  • 33. 13. Bibliography Fogg,  B.  (2009).  A  behavior  model  for  persuasive  design.  In  Proceedings  of  the  4th  International  Conference  on  Persuasive  Technology  (pp.  40:1–40:7).  New  York,  NY,  USA:  ACM.  doi:10.1145/1541948.1541999Keller,  C.,  Fleury,  J.,  &  Rivera,  A.  (2007).  Visual  Methods  in  the  Assessment  of  Diet  Intake  in  Mexican  American  Women.  Western  Journal  of  Nursing  Research,  29(6),  758–773.  doi:10.1177/0193945907304471Kong,  A.,  Beresford,  S.  A.  A.,  Alfano,  C.  M.,  Foster-­‐Schubert,  K.  E.,  Neuhouser,  M.  L.,  Johnson,  D.  B.,  …  McTiernan,  A.  (2012).  Self-­‐Monitoring  and  Eating-­‐Related  Behaviors  Are  Associated  with  12-­‐Month  Weight  Loss  in  Postmenopausal  Overweight-­‐to-­‐Obese  Women.  Journal  of  the  Academy  of  Nutrition  and  Dietetics,  112(9),  1428–1435.  doi:10.1016/j.jand.2012.05.014Leiphart,  Jeffrey  M.  HIV  InSight  Knowledge  Base,  University  of  California,  San  Francisco.  http://hivinsite.ucsf.edu/InSite?page=KBRoberts,  C.  K.,  &  Barnard,  R.  J.  (2005).  Effects  of  exercise  and  diet  on  chronic  disease.  Journal  of  applied  physiology  (Bethesda,  Md.:  1985),  98(1),  3–30.  doi:10.1152/japplphysiol.00852.2004LIVESTRONG.COM,  The  Effects  of  Poor  Nutrition  on  Your  Health.  (n.d.).  Retrieved  December  9,  2012,  from  http://www.livestrong.com/article/31172-­‐effects-­‐poor-­‐nutrition-­‐health/Thorpe,  K.  (2007).  An  Unhealthy  Truth:  Rising  Rates  of  Chronic  Disease  and  the  Future  of  Health  in  America  [PDF  document].    Retrieved  from  Capitol  Hill  Brie^ing:  http://www.prevent.org/data/^iles/initiatives/thorpeslides11-­‐30-­‐07.pdfSperry,  L.  (2008).  *Treatment  of  Chronic  Medical  Conditions,  Len  Sperry,  American  Psychological  Assn.World  Health  Organization  (2005).    Ten  Facts  About  Chronic  Disease.    Retrieved  from  http://www.who.int/features/fact^iles/chp/10_en.htmlWu  SY,  Green  A.  (2000).  Projection  of  Chronic  Illness  Prevalence  and  Cost  In^lation.  Santa  Monica,  CA:  RAND  Health.33

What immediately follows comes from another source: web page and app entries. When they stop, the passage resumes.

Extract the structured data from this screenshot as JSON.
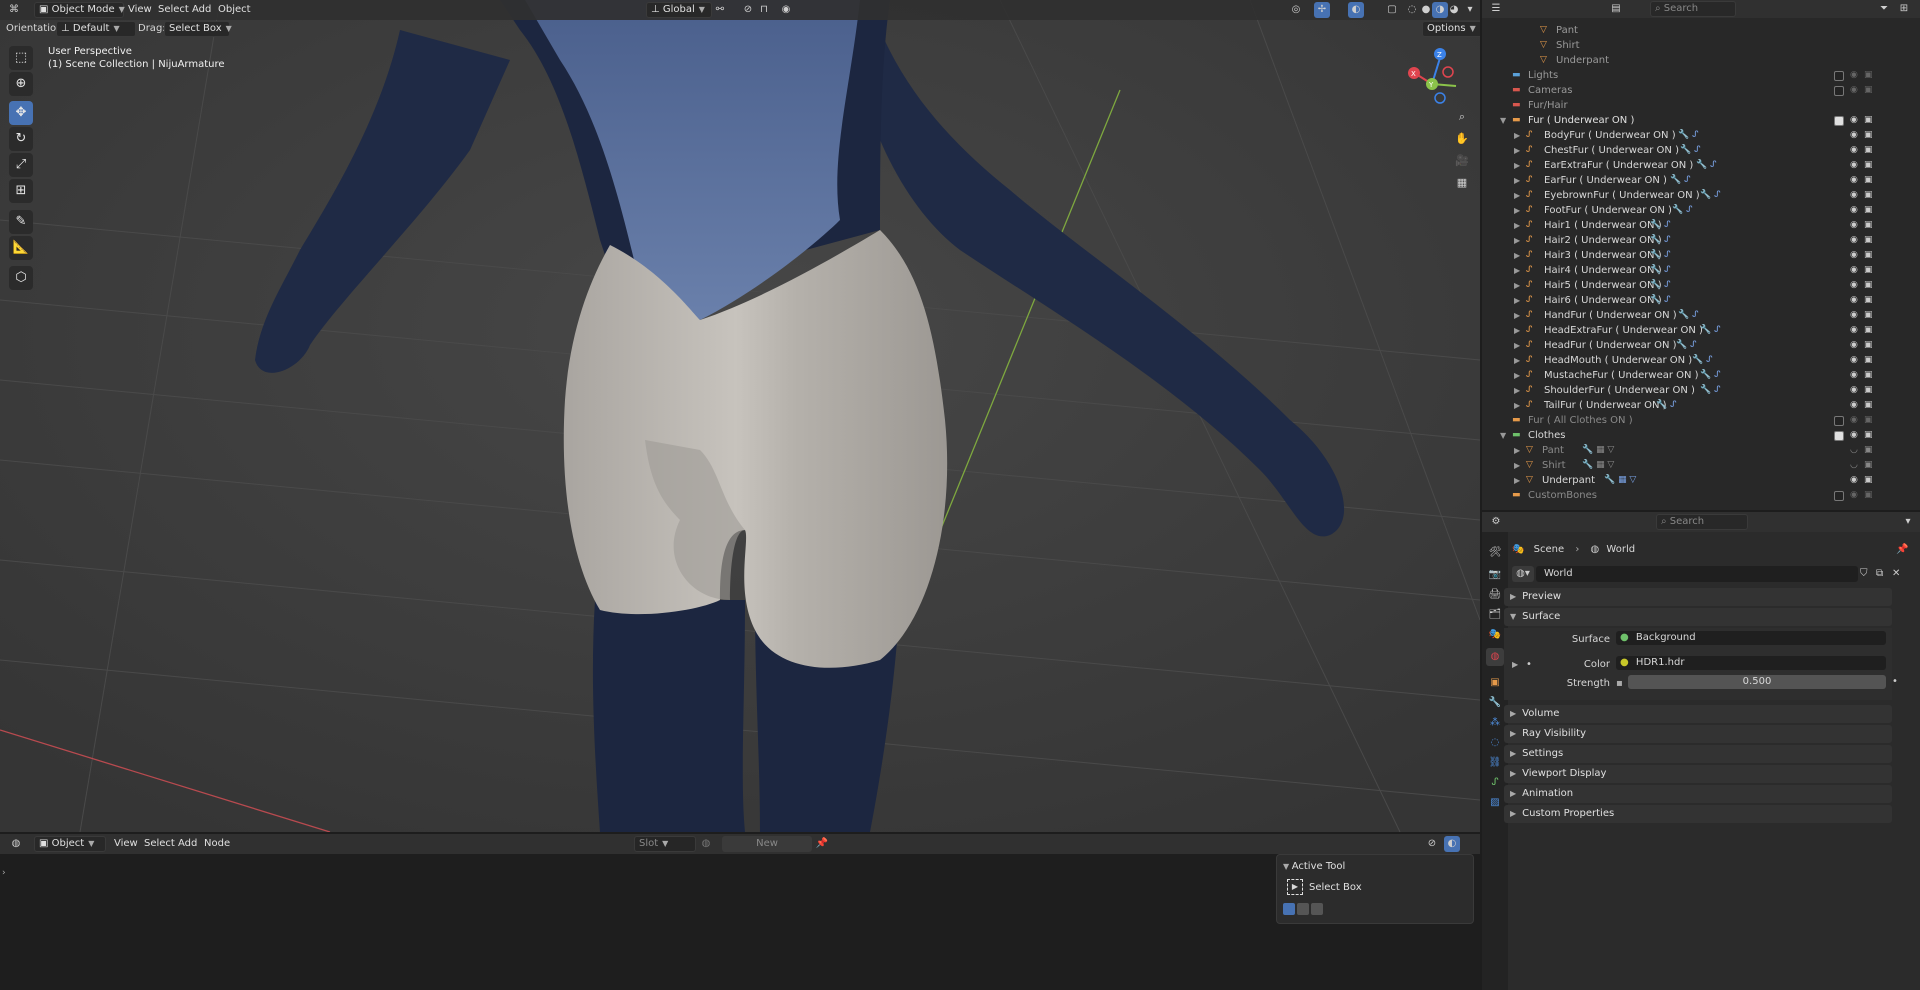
{
  "viewport_header": {
    "mode": "Object Mode",
    "menus": [
      "View",
      "Select",
      "Add",
      "Object"
    ],
    "transform_orientation": "Global",
    "options_label": "Options"
  },
  "tool_header": {
    "orientation_label": "Orientation:",
    "orientation_value": "Default",
    "drag_label": "Drag:",
    "drag_value": "Select Box"
  },
  "viewport": {
    "perspective": "User Perspective",
    "collection_info": "(1) Scene Collection | NijuArmature",
    "gizmo_axes": [
      "X",
      "Y",
      "Z"
    ]
  },
  "node_editor_header": {
    "object_type": "Object",
    "menus": [
      "View",
      "Select",
      "Add",
      "Node"
    ],
    "slot": "Slot",
    "new_button": "New"
  },
  "active_tool_panel": {
    "title": "Active Tool",
    "tool_name": "Select Box"
  },
  "outliner": {
    "search_placeholder": "Search",
    "top_items": [
      "Pant",
      "Shirt",
      "Underpant"
    ],
    "collections": [
      {
        "name": "Lights"
      },
      {
        "name": "Cameras"
      },
      {
        "name": "Fur/Hair"
      },
      {
        "name": "Fur ( Underwear ON )"
      }
    ],
    "fur_items": [
      "BodyFur ( Underwear ON )",
      "ChestFur ( Underwear ON )",
      "EarExtraFur ( Underwear ON )",
      "EarFur ( Underwear ON )",
      "EyebrownFur ( Underwear ON )",
      "FootFur ( Underwear ON )",
      "Hair1 ( Underwear ON )",
      "Hair2 ( Underwear ON )",
      "Hair3 ( Underwear ON )",
      "Hair4 ( Underwear ON )",
      "Hair5 ( Underwear ON )",
      "Hair6 ( Underwear ON )",
      "HandFur ( Underwear ON )",
      "HeadExtraFur ( Underwear ON )",
      "HeadFur ( Underwear ON )",
      "HeadMouth ( Underwear ON )",
      "MustacheFur ( Underwear ON )",
      "ShoulderFur ( Underwear ON )",
      "TailFur ( Underwear ON )"
    ],
    "fur_all_clothes": "Fur ( All Clothes ON )",
    "clothes_collection": "Clothes",
    "clothes_items": [
      "Pant",
      "Shirt",
      "Underpant"
    ],
    "custom_bones": "CustomBones"
  },
  "properties": {
    "search_placeholder": "Search",
    "breadcrumb": [
      "Scene",
      "World"
    ],
    "world_name": "World",
    "panels": [
      "Preview",
      "Surface",
      "Volume",
      "Ray Visibility",
      "Settings",
      "Viewport Display",
      "Animation",
      "Custom Properties"
    ],
    "surface": {
      "surface_label": "Surface",
      "surface_value": "Background",
      "color_label": "Color",
      "color_value": "HDR1.hdr",
      "strength_label": "Strength",
      "strength_value": "0.500"
    }
  },
  "colors": {
    "accent": "#4772b3",
    "x_axis": "#e0454f",
    "y_axis": "#8bc34a",
    "z_axis": "#3b82e8",
    "fur": "#1f2a45",
    "underwear": "#bdb8b2"
  }
}
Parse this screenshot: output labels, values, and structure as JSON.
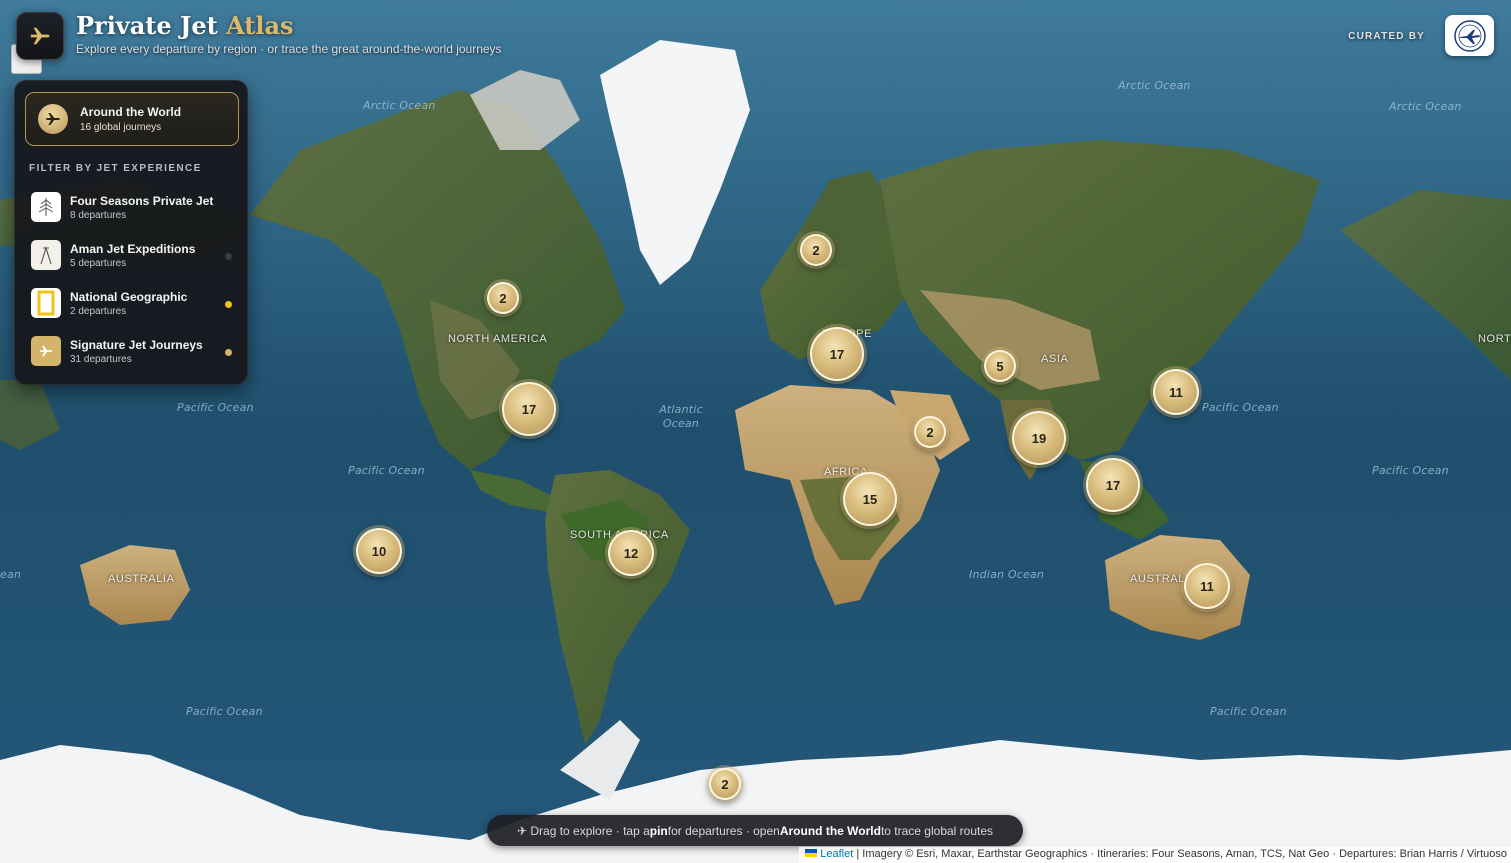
{
  "header": {
    "title_main": "Private Jet",
    "title_accent": "Atlas",
    "subtitle": "Explore every departure by region · or trace the great around-the-world journeys",
    "curated_label": "CURATED BY",
    "logo_icon": "airplane-icon",
    "curator_icon": "airplane-badge-icon"
  },
  "panel": {
    "around_world": {
      "title": "Around the World",
      "subtitle": "16 global journeys"
    },
    "filter_heading": "FILTER BY JET EXPERIENCE",
    "filters": [
      {
        "name": "Four Seasons Private Jet",
        "count": "8 departures",
        "icon": "pine-tree-icon",
        "dot": ""
      },
      {
        "name": "Aman Jet Expeditions",
        "count": "5 departures",
        "icon": "aman-logo-icon",
        "dot": "#3a3d42"
      },
      {
        "name": "National Geographic",
        "count": "2 departures",
        "icon": "natgeo-frame-icon",
        "dot": "#f2c31d"
      },
      {
        "name": "Signature Jet Journeys",
        "count": "31 departures",
        "icon": "airplane-icon",
        "dot": "#d4b36a"
      }
    ]
  },
  "map": {
    "ocean_labels": [
      "Arctic Ocean",
      "Arctic Ocean",
      "Arctic Ocean",
      "Pacific Ocean",
      "Atlantic Ocean",
      "Pacific Ocean",
      "Pacific Ocean",
      "Pacific Ocean",
      "Indian Ocean",
      "Pacific Ocean",
      "Pacific Ocean",
      "ean"
    ],
    "region_labels": [
      "NORTH AMERICA",
      "SOUTH AMERICA",
      "EUROPE",
      "AFRICA",
      "ASIA",
      "AUSTRALIA",
      "AUSTRALIA",
      "NORTH"
    ],
    "clusters": [
      2,
      2,
      17,
      17,
      5,
      11,
      2,
      19,
      17,
      15,
      10,
      12,
      11,
      2
    ]
  },
  "hint": {
    "prefix": "✈ Drag to explore · tap a ",
    "bold1": "pin",
    "mid": " for departures · open ",
    "bold2": "Around the World",
    "suffix": " to trace global routes"
  },
  "attribution": {
    "leaflet": "Leaflet",
    "rest": " | Imagery © Esri, Maxar, Earthstar Geographics · Itineraries: Four Seasons, Aman, TCS, Nat Geo · Departures: Brian Harris / Virtuoso"
  },
  "colors": {
    "accent": "#dcb86a",
    "panel_bg": "#16171c",
    "cluster_gold": "#d9bd7e"
  }
}
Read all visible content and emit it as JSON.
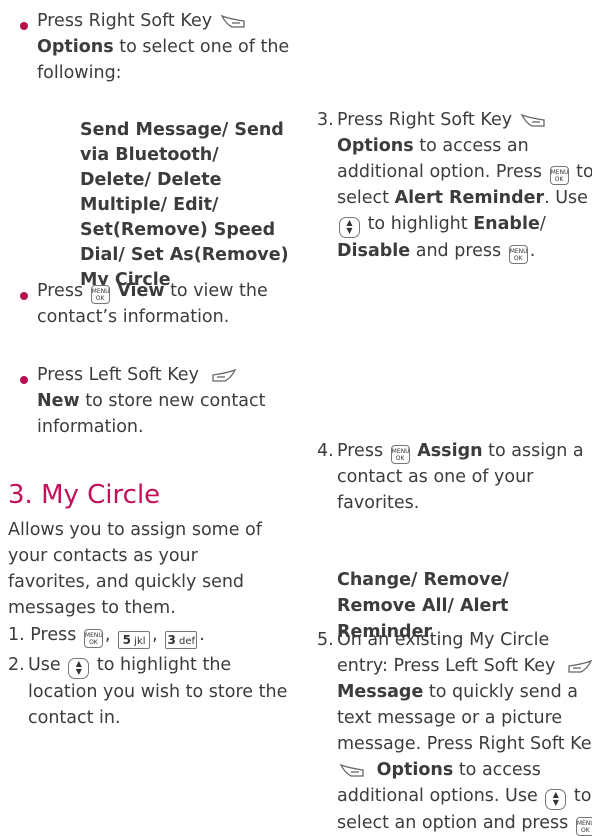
{
  "left": {
    "bullet1": {
      "pre": "Press Right Soft Key",
      "b1": "Options",
      "post": " to select one of the following:"
    },
    "options_list": "Send Message/ Send via Bluetooth/ Delete/ Delete Multiple/ Edit/ Set(Remove) Speed Dial/ Set As(Remove) My Circle",
    "bullet2": {
      "pre": "Press",
      "b1": "View",
      "post": " to view the contact’s information."
    },
    "bullet3": {
      "pre": "Press Left Soft Key",
      "b1": "New",
      "post": " to store new contact information."
    },
    "heading": "3. My Circle",
    "intro": "Allows you to assign some of your contacts as your favorites, and quickly send messages to them.",
    "step1": {
      "n": "1.",
      "pre": "Press",
      "sep1": ",",
      "sep2": ",",
      "end": "."
    },
    "step2": {
      "n": "2.",
      "pre": "Use",
      "post": " to highlight the location you wish to store the contact in."
    }
  },
  "right": {
    "step3": {
      "n": "3.",
      "pre": "Press Right Soft Key",
      "b1": "Options",
      "mid1": " to access an additional option. Press",
      "mid2": " to select ",
      "b2": "Alert Reminder",
      "mid3": ". Use",
      "mid4": " to highlight ",
      "b3": "Enable",
      "slash": "/",
      "b4": "Disable",
      "mid5": " and press",
      "end": "."
    },
    "step4": {
      "n": "4.",
      "pre": "Press",
      "b1": "Assign",
      "post": " to assign a contact as one of your favorites."
    },
    "step5": {
      "n": "5.",
      "pre": "On an existing My Circle entry: Press Left Soft Key",
      "b1": "Message",
      "mid1": " to quickly send a text message or a picture message. Press Right Soft Key",
      "b2": "Options",
      "mid2": " to access additional options. Use",
      "mid3": " to select an option and press",
      "end": "."
    },
    "options_list": "Change/ Remove/ Remove All/ Alert Reminder"
  },
  "keys": {
    "ok_top": "MENU",
    "ok_bottom": "OK",
    "nav_up": "▲",
    "nav_down": "▼",
    "key5_big": "5",
    "key5_small": "jkl",
    "key3_big": "3",
    "key3_small": "def"
  },
  "colors": {
    "heading": "#c3105a",
    "bullet": "#b80f4e",
    "text": "#3c3c3c"
  }
}
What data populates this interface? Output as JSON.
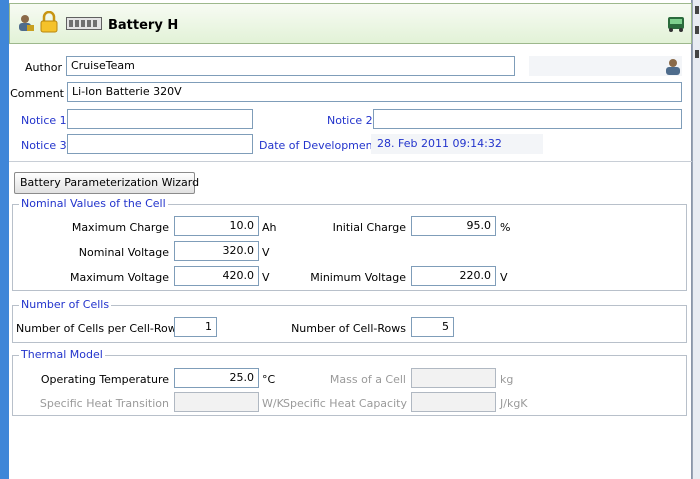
{
  "header": {
    "title": "Battery H",
    "icons": [
      "user-settings-icon",
      "lock-icon",
      "battery-icon",
      "device-icon"
    ]
  },
  "author": {
    "label": "Author",
    "value": "CruiseTeam",
    "icon": "user-icon"
  },
  "comment": {
    "label": "Comment",
    "value": "Li-Ion Batterie 320V"
  },
  "notice1": {
    "label": "Notice 1",
    "value": ""
  },
  "notice2": {
    "label": "Notice 2",
    "value": ""
  },
  "notice3": {
    "label": "Notice 3",
    "value": ""
  },
  "date": {
    "label": "Date of Development",
    "value": "28. Feb 2011 09:14:32"
  },
  "wizard_button": "Battery Parameterization Wizard",
  "nominal": {
    "title": "Nominal Values of the Cell",
    "max_charge": {
      "label": "Maximum Charge",
      "value": "10.0",
      "unit": "Ah"
    },
    "initial_charge": {
      "label": "Initial Charge",
      "value": "95.0",
      "unit": "%"
    },
    "nominal_voltage": {
      "label": "Nominal Voltage",
      "value": "320.0",
      "unit": "V"
    },
    "max_voltage": {
      "label": "Maximum Voltage",
      "value": "420.0",
      "unit": "V"
    },
    "min_voltage": {
      "label": "Minimum Voltage",
      "value": "220.0",
      "unit": "V"
    }
  },
  "cells": {
    "title": "Number of Cells",
    "per_row": {
      "label": "Number of Cells per Cell-Row",
      "value": "1"
    },
    "rows": {
      "label": "Number of Cell-Rows",
      "value": "5"
    }
  },
  "thermal": {
    "title": "Thermal Model",
    "op_temp": {
      "label": "Operating Temperature",
      "value": "25.0",
      "unit": "°C"
    },
    "cell_mass": {
      "label": "Mass of a Cell",
      "value": "",
      "unit": "kg"
    },
    "heat_transition": {
      "label": "Specific Heat Transition",
      "value": "",
      "unit": "W/K"
    },
    "heat_capacity": {
      "label": "Specific Heat Capacity",
      "value": "",
      "unit": "J/kgK"
    }
  },
  "colors": {
    "accent": "#2233cc",
    "header_bg": "#e2f2d7",
    "left_bar": "#3f86d8"
  }
}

  • 34. PRESCRIPTIVE APPS: Delivering therapeutic behavioralcare to chronic disease patients, enabling personalizedself-management ofdiet, fitness and stress.Michael Eckersley, PhDDesigning  a  wellness  economy            THE PRESCRIPTION MOBILE APP: Productizingbehavioral care for people managing a chronicdisease and needing behavioral therapeuticsupport34This work is licensed under a Creative Commons Attribution 3.0 Unported License.